Bill Sample / December 10, 2018 / Beatrice Cotton
Have you ever taken your car to the shop and said "Gee I dont have money to pay for that new transmission. Can I float you a loan?" or gone to the supermarket and said "Sorry I dont have enough money for this cart full of food. Can I pay you later?" It sounds harsh but veterinarians have businesses to run just like everybody else. And too many with good intentions and big hearts have gotten burned by offering "credit" or "payment plans" to non-paying clients. The result? Its virtually impossible to find a veterinarian willing to offer services today with payment tomorrow. Lets face it quality vet care isnt cheap. Think about it though--would you want it to be? Because if it was cheap--Id be worried. Because it would be your pets health that had to suffer! So how can pet owners save money on their veterinary bills? Pet insurance is one answer but there are many other tips that pet owners simply dont know about it.
You need an understanding with your providers as to when you are going to be paid for your services. Doctors are often not the best businessmen and are sometimes not very good about paying bills on time. Especially when you are first starting your business it is vital that your provider understands when you expect payment and that you have something well written to protect you if you end up with someone interpreting the language of your contract in court. Each year you are in business you find additional things that need to be added to your contract. New situations arise that you realize should be covered in your contract. So how do you cover everything that needs to be covered? You need a list - actually several lists. You need a list of what you feel the providers responsibilities are. You need a list of what you feel your responsibilities are.

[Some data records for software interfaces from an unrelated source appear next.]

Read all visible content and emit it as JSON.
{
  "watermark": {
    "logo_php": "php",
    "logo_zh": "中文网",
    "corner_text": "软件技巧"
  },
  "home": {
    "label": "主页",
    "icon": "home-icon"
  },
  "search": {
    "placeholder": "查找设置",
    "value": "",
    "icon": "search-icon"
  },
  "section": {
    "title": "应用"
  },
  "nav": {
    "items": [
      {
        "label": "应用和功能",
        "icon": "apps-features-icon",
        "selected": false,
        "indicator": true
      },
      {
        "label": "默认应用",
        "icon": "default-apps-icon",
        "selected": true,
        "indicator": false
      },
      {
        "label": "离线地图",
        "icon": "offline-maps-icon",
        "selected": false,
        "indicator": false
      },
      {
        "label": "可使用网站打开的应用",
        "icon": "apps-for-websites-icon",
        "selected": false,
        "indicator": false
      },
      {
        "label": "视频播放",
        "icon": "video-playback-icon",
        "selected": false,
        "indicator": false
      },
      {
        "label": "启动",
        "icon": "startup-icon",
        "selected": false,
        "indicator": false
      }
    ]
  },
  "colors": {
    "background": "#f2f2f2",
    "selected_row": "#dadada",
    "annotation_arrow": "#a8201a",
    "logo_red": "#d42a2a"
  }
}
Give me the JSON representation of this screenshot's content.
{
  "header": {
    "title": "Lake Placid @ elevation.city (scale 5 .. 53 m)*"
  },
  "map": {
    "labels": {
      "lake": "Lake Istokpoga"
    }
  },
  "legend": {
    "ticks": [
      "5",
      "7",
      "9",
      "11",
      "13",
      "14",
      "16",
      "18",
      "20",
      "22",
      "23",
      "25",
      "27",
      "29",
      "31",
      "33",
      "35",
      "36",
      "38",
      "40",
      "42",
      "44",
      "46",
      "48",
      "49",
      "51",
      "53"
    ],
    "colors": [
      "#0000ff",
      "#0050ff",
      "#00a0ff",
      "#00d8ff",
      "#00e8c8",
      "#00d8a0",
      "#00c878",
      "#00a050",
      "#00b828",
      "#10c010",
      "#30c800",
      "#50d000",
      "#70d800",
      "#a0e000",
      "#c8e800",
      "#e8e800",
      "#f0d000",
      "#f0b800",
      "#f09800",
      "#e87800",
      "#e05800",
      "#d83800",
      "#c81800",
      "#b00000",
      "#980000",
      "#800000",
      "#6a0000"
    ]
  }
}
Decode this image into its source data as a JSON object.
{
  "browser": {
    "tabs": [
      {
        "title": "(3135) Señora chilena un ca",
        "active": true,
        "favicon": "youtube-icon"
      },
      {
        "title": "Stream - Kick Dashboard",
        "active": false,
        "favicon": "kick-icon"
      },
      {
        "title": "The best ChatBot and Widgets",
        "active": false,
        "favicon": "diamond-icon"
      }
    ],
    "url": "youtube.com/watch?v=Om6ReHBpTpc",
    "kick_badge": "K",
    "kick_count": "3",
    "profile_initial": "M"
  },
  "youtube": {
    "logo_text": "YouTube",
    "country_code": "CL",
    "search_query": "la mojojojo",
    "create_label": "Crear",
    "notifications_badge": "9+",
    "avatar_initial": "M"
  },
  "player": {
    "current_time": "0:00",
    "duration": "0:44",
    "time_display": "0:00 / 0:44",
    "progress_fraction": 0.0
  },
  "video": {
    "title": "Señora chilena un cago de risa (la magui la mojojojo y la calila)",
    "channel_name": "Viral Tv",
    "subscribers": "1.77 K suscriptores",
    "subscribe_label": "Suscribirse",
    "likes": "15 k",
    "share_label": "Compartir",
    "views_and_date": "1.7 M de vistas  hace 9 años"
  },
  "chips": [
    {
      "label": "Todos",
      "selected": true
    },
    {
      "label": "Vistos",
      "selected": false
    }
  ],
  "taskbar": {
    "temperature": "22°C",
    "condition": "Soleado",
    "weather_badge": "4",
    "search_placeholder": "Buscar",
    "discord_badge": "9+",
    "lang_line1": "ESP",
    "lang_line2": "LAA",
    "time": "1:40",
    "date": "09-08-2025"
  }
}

Days in Accounts Receivable (DAR) A growing number of days in accounts receivable are symptomatic of a faulty billing process. One way to determine DAR is to count days from the date of service to the date of payment for every claim and then average across all claims. A simpler way to compute average number of days in accounts receivable by taking a ratio of accounts receivable to average daily charges or Number of days in accounts receivable = (Accounts Receivable / Average Charge) x 365 This metric too depends on medical specialty patient demographics payer mix and CPT sample. Another downside is that this metric is sensitive to provider as it counts the lag time of unsubmitted claims for services already delivered.